That’s exactly what they’ve been doing for nearly five decades at Apple Hill Farm in Concord.
“We fell in love with farming,” said the couple, who have been married for 19 years. “We wanted a career where we can spend every day together and we got lucky.”
At the break of each day on Apple Hill Farm, the Southers chart out the tasks that lie ahead and divide them up.
While Diane’s expertise shines as she manages the farm retail store that offers homemade delights like jams, jellies, and apple cider, Chuck reigns over the expanse of the orchard, nurturing the growth of their yields.
Despite their distinct responsibilities, the Southers often find themselves intertwined in various aspects of the farming business, functioning like a well-oiled machine, driven by their love for each other and their passion for farming.
“Diane is like the Honeycrisp apple,” Chuck laughed, “She is snappy and sweet at the same time.”
Diane playfully said, “He’s a McIntosh. It’s my favorite apple.”
Over the years, the couple has cultivated a diverse variety of heirloom apples at Apple Hill Farm. However, their journey has been one of trial and error, where they sifted through several options to identify those best suited for their orchard.
But lately, they have been planting newer varieties because that appears to be the true customer preference, said Chuck.

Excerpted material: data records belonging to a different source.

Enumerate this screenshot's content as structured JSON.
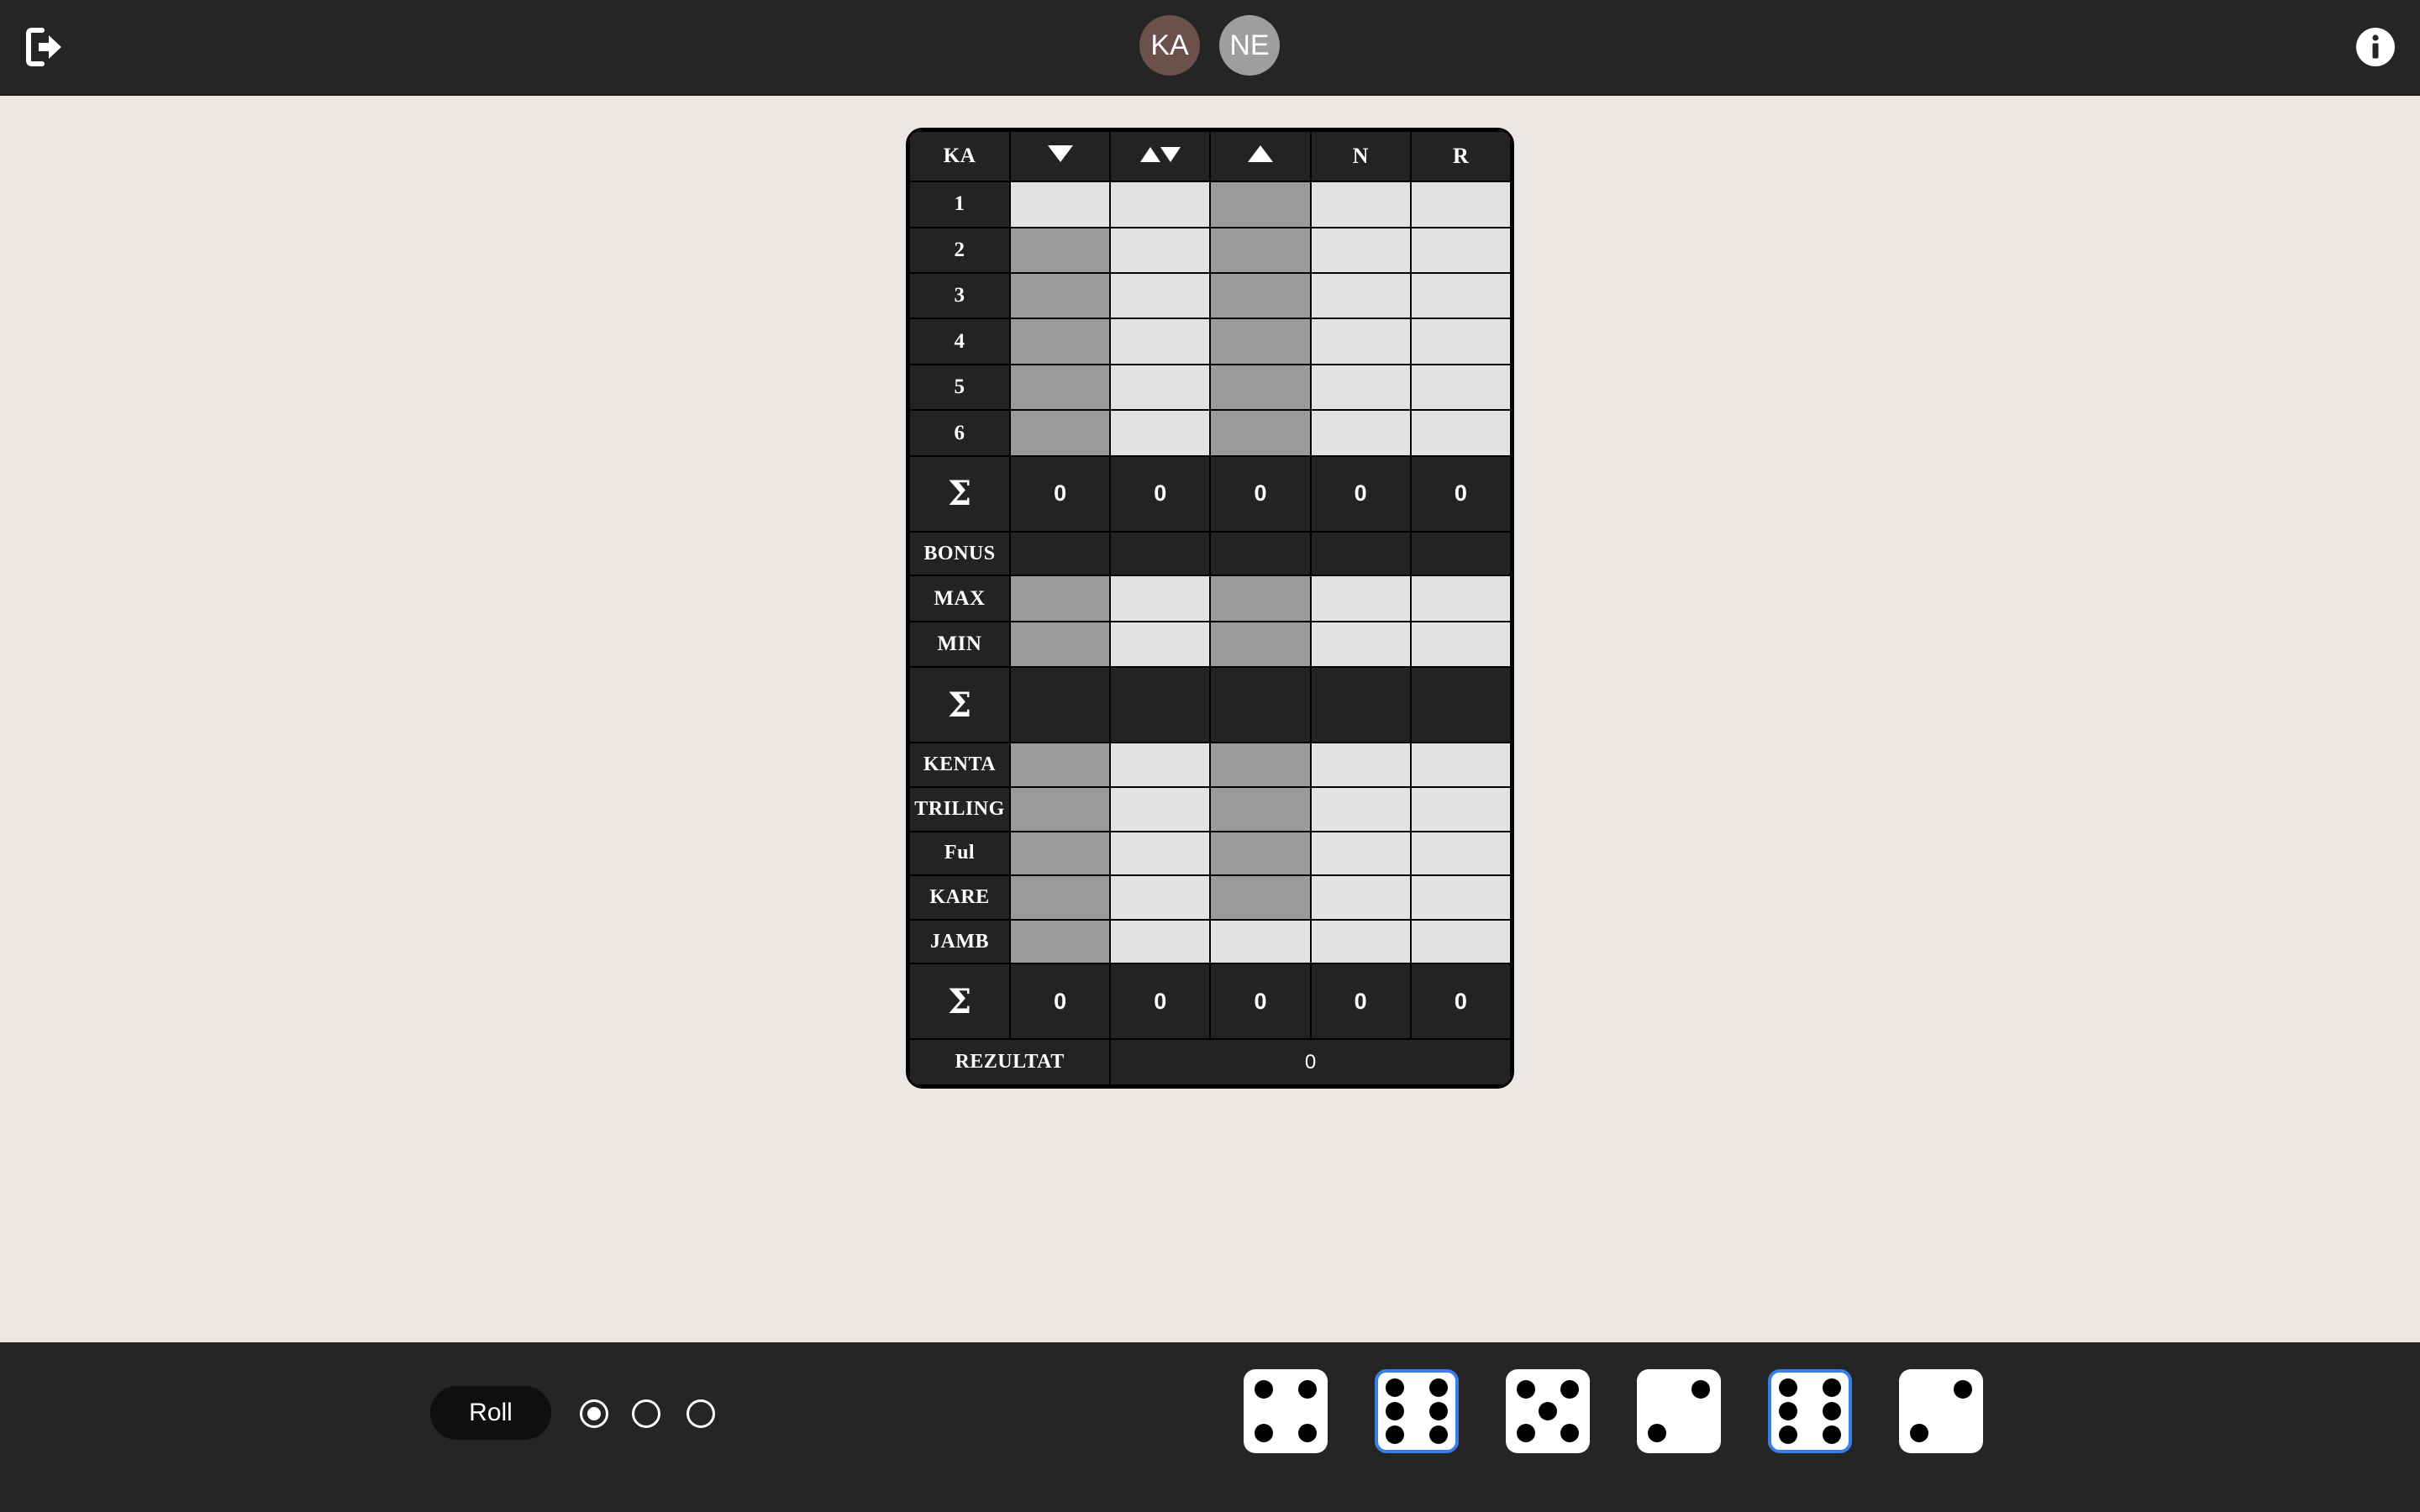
{
  "top_bar": {
    "exit_icon": "exit-icon",
    "info_icon": "info-icon",
    "players": [
      {
        "initials": "KA",
        "color": "#6b5149"
      },
      {
        "initials": "NE",
        "color": "#9e9e9e"
      }
    ]
  },
  "sheet": {
    "player": "KA",
    "columns": [
      {
        "icon": "arrow-down-icon"
      },
      {
        "icon": "arrow-up-down-icon"
      },
      {
        "icon": "arrow-up-icon"
      },
      {
        "label": "N"
      },
      {
        "label": "R"
      }
    ],
    "upper_rows": [
      {
        "label": "1",
        "cells": [
          "light",
          "light",
          "gray",
          "light",
          "light"
        ]
      },
      {
        "label": "2",
        "cells": [
          "gray",
          "light",
          "gray",
          "light",
          "light"
        ]
      },
      {
        "label": "3",
        "cells": [
          "gray",
          "light",
          "gray",
          "light",
          "light"
        ]
      },
      {
        "label": "4",
        "cells": [
          "gray",
          "light",
          "gray",
          "light",
          "light"
        ]
      },
      {
        "label": "5",
        "cells": [
          "gray",
          "light",
          "gray",
          "light",
          "light"
        ]
      },
      {
        "label": "6",
        "cells": [
          "gray",
          "light",
          "gray",
          "light",
          "light"
        ]
      }
    ],
    "upper_sum": {
      "label": "Σ",
      "values": [
        "0",
        "0",
        "0",
        "0",
        "0"
      ]
    },
    "bonus": {
      "label": "BONUS"
    },
    "middle_rows": [
      {
        "label": "MAX",
        "cells": [
          "gray",
          "light",
          "gray",
          "light",
          "light"
        ]
      },
      {
        "label": "MIN",
        "cells": [
          "gray",
          "light",
          "gray",
          "light",
          "light"
        ]
      }
    ],
    "middle_sum": {
      "label": "Σ"
    },
    "lower_rows": [
      {
        "label": "KENTA",
        "cells": [
          "gray",
          "light",
          "gray",
          "light",
          "light"
        ]
      },
      {
        "label": "TRILING",
        "cells": [
          "gray",
          "light",
          "gray",
          "light",
          "light"
        ]
      },
      {
        "label": "Ful",
        "cells": [
          "gray",
          "light",
          "gray",
          "light",
          "light"
        ]
      },
      {
        "label": "KARE",
        "cells": [
          "gray",
          "light",
          "gray",
          "light",
          "light"
        ]
      },
      {
        "label": "JAMB",
        "cells": [
          "gray",
          "light",
          "light",
          "light",
          "light"
        ]
      }
    ],
    "lower_sum": {
      "label": "Σ",
      "values": [
        "0",
        "0",
        "0",
        "0",
        "0"
      ]
    },
    "result": {
      "label": "REZULTAT",
      "value": "0"
    }
  },
  "bottom_bar": {
    "roll_label": "Roll",
    "rolls": [
      true,
      false,
      false
    ],
    "dice": [
      {
        "value": 4,
        "held": false
      },
      {
        "value": 6,
        "held": true
      },
      {
        "value": 5,
        "held": false
      },
      {
        "value": 2,
        "held": false
      },
      {
        "value": 6,
        "held": true
      },
      {
        "value": 2,
        "held": false
      }
    ],
    "held_color": "#3b7de6"
  }
}
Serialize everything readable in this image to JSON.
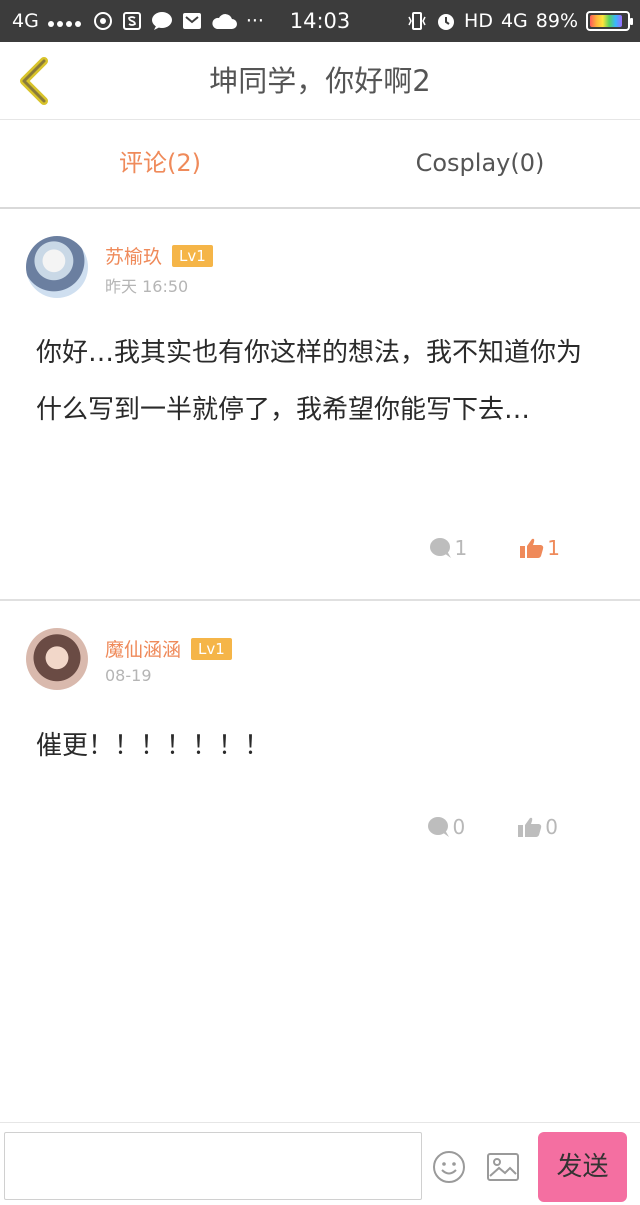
{
  "status_bar": {
    "network": "4G",
    "time": "14:03",
    "hd": "HD",
    "network_right": "4G",
    "battery": "89%",
    "more": "···"
  },
  "header": {
    "title": "坤同学，你好啊2",
    "back_icon": "chevron-left-icon"
  },
  "tabs": [
    {
      "label": "评论(2)",
      "active": true
    },
    {
      "label": "Cosplay(0)",
      "active": false
    }
  ],
  "comments": [
    {
      "username": "苏榆玖",
      "level": "Lv1",
      "time": "昨天 16:50",
      "text": "你好…我其实也有你这样的想法，我不知道你为什么写到一半就停了，我希望你能写下去…",
      "reply_count": "1",
      "like_count": "1",
      "liked": true
    },
    {
      "username": "魔仙涵涵",
      "level": "Lv1",
      "time": "08-19",
      "text": "催更！！！！！！！",
      "reply_count": "0",
      "like_count": "0",
      "liked": false
    }
  ],
  "input_bar": {
    "placeholder": "",
    "send_label": "发送"
  },
  "colors": {
    "accent": "#ef8a5a",
    "level_badge": "#f5b548",
    "send_button": "#f46fa1"
  }
}
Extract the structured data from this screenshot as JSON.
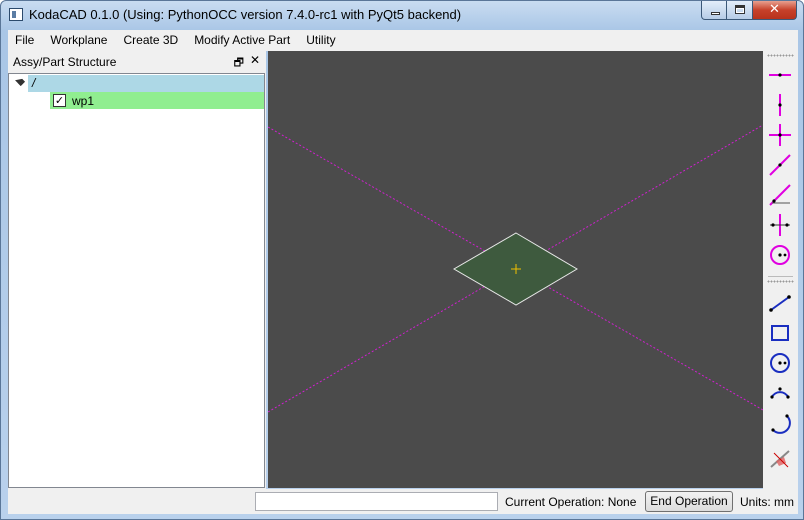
{
  "window": {
    "title": "KodaCAD 0.1.0 (Using: PythonOCC version 7.4.0-rc1 with PyQt5 backend)",
    "close_glyph": "✕"
  },
  "menubar": {
    "items": [
      "File",
      "Workplane",
      "Create 3D",
      "Modify Active Part",
      "Utility"
    ]
  },
  "dock": {
    "title": "Assy/Part Structure",
    "float_glyph": "🗗",
    "close_glyph": "✕",
    "tree": {
      "root_label": "/",
      "child_label": "wp1",
      "child_checked": true,
      "check_glyph": "✓"
    }
  },
  "viewport": {
    "background": "#4b4b4b",
    "construction_line_color": "#d020d0",
    "workplane_fill": "#3e5a3e",
    "workplane_edge": "#e8e8e8",
    "origin_marker_color": "#f0c000"
  },
  "toolbar": {
    "groups": [
      [
        "horizontal-cline-icon",
        "vertical-cline-icon",
        "horiz-vert-cline-icon",
        "angled-cline-icon",
        "ref-angle-cline-icon",
        "bisector-cline-icon",
        "circle-cline-icon"
      ],
      [
        "line-icon",
        "rectangle-icon",
        "circle-icon",
        "arc-three-point-icon",
        "arc-center-icon"
      ],
      [
        "delete-element-icon"
      ]
    ]
  },
  "statusbar": {
    "command_value": "",
    "current_operation": "Current Operation: None",
    "end_operation_label": "End Operation",
    "units": "Units: mm"
  }
}
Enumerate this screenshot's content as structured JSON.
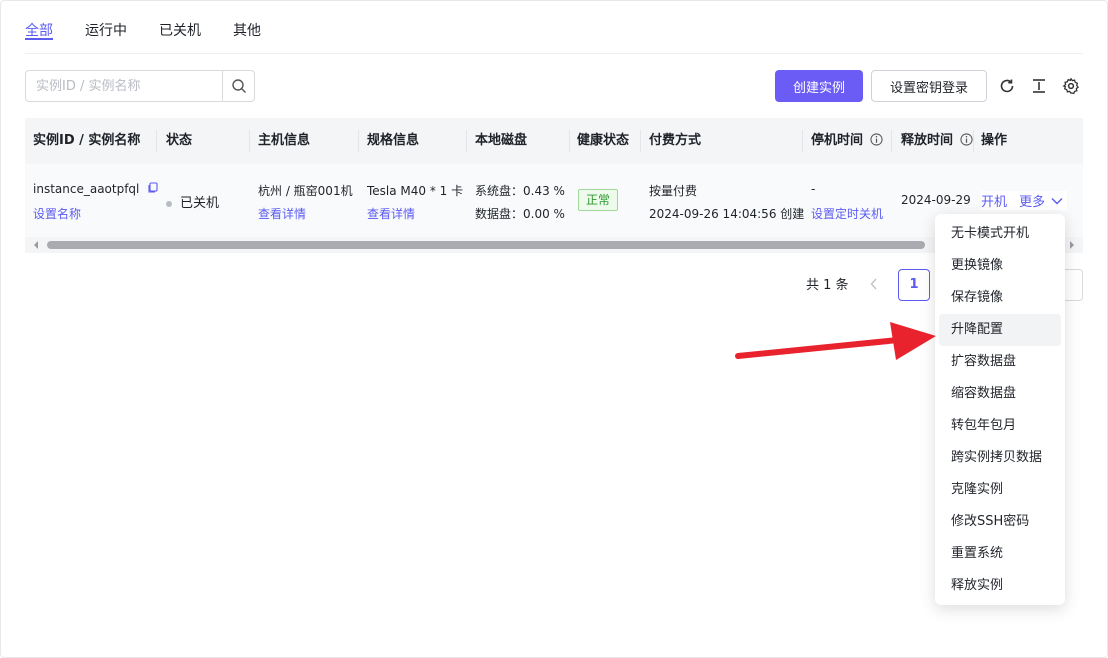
{
  "tabs": [
    {
      "label": "全部",
      "active": true
    },
    {
      "label": "运行中",
      "active": false
    },
    {
      "label": "已关机",
      "active": false
    },
    {
      "label": "其他",
      "active": false
    }
  ],
  "search": {
    "placeholder": "实例ID / 实例名称"
  },
  "toolbar": {
    "create_label": "创建实例",
    "ssh_key_label": "设置密钥登录",
    "icons": [
      "refresh-icon",
      "column-height-icon",
      "settings-icon"
    ]
  },
  "table": {
    "headers": [
      "实例ID / 实例名称",
      "状态",
      "主机信息",
      "规格信息",
      "本地磁盘",
      "健康状态",
      "付费方式",
      "停机时间",
      "释放时间",
      "操作"
    ],
    "row": {
      "instance_id": "instance_aaotpfql",
      "set_name": "设置名称",
      "status": "已关机",
      "host": "杭州 / 瓶窑001机",
      "host_detail": "查看详情",
      "spec": "Tesla M40 * 1 卡",
      "spec_detail": "查看详情",
      "disk_system": "系统盘：0.43 %",
      "disk_data": "数据盘：0.00 %",
      "health": "正常",
      "billing": "按量付费",
      "created": "2024-09-26 14:04:56 创建",
      "stop_time": "-",
      "stop_action": "设置定时关机",
      "release_time": "2024-09-29",
      "op_start": "开机",
      "op_more": "更多"
    }
  },
  "pagination": {
    "total": "共 1 条",
    "current": "1"
  },
  "dropdown": {
    "items": [
      "无卡模式开机",
      "更换镜像",
      "保存镜像",
      "升降配置",
      "扩容数据盘",
      "缩容数据盘",
      "转包年包月",
      "跨实例拷贝数据",
      "克隆实例",
      "修改SSH密码",
      "重置系统",
      "释放实例"
    ],
    "highlighted": "升降配置"
  },
  "colors": {
    "accent": "#5b5bf2",
    "primary_button": "#6b5cf6",
    "annotation": "#e8232e",
    "health_green": "#2e9a2e"
  }
}
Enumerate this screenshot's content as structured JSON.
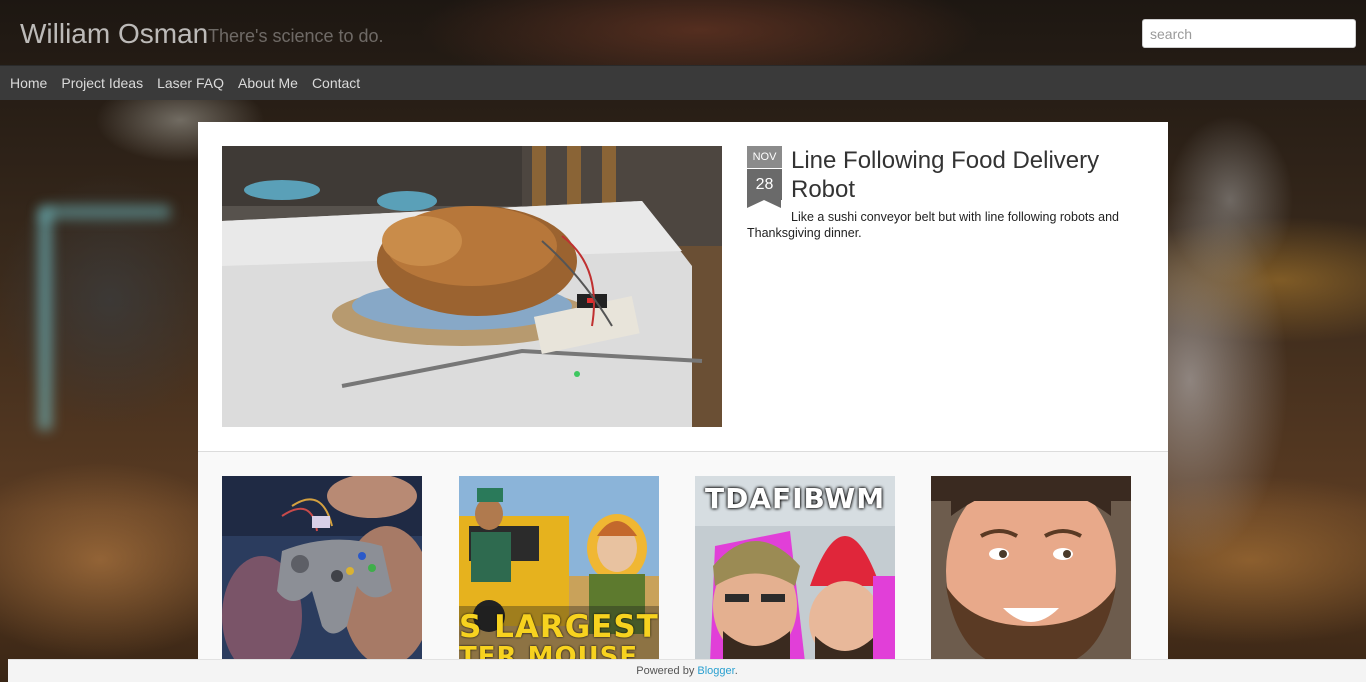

Among the many varieties of heirloom apples, the orchard offers Baldwin, Gravenstein and Hudson’s Golden Gem.
For the Southers, farm work breaks up the monotony of life and they value the bond they’ve formed with the employees.
“Every day is different,” said Diane. “I love working with the people, They become your friends and your family. We call them a farm-ily.”
Beyond just apples, the farm offers a diverse selection of seasonal vegetables and berries. This diversity wasn’t always a hallmark of the farm; the shift occurred in the 1990s as the apple wholesale business experienced disruptions due to market fluctuations and the rise of supermarket chains.
In response to these challenges to keep the business afloat, the Southers went on to expand their product line.
“It has turned into a risk management decision growing different crops in addition to offering our customers a whole bunch of products,” said Chuck.
In farming all of its produce, Apple Hill Farm has embraced sustainable practices with guidance from the University of New Hampshire Cooperative Extension.
One of the sustainable practices is integrated pest management, which seeks harmony with nature rather than dominance over it.
“Instead of trying to control everything, we try to manage both the pests and the beneficial insects,” said Chuck. “It’s not a spray to kill everything.”
As the Southers work day in and day out, right up until Thanksgiving, when the farm closes for the season, they carve out moments to unwind.
They take leisurely rides around the orchard in their golf cart in the evenings or spend quiet moments with each other basking in the sunset’s glow, listening to the sounds of chirping birds.
“Not everyone wants to work together but the best day is the day we spend together,” said the Southers.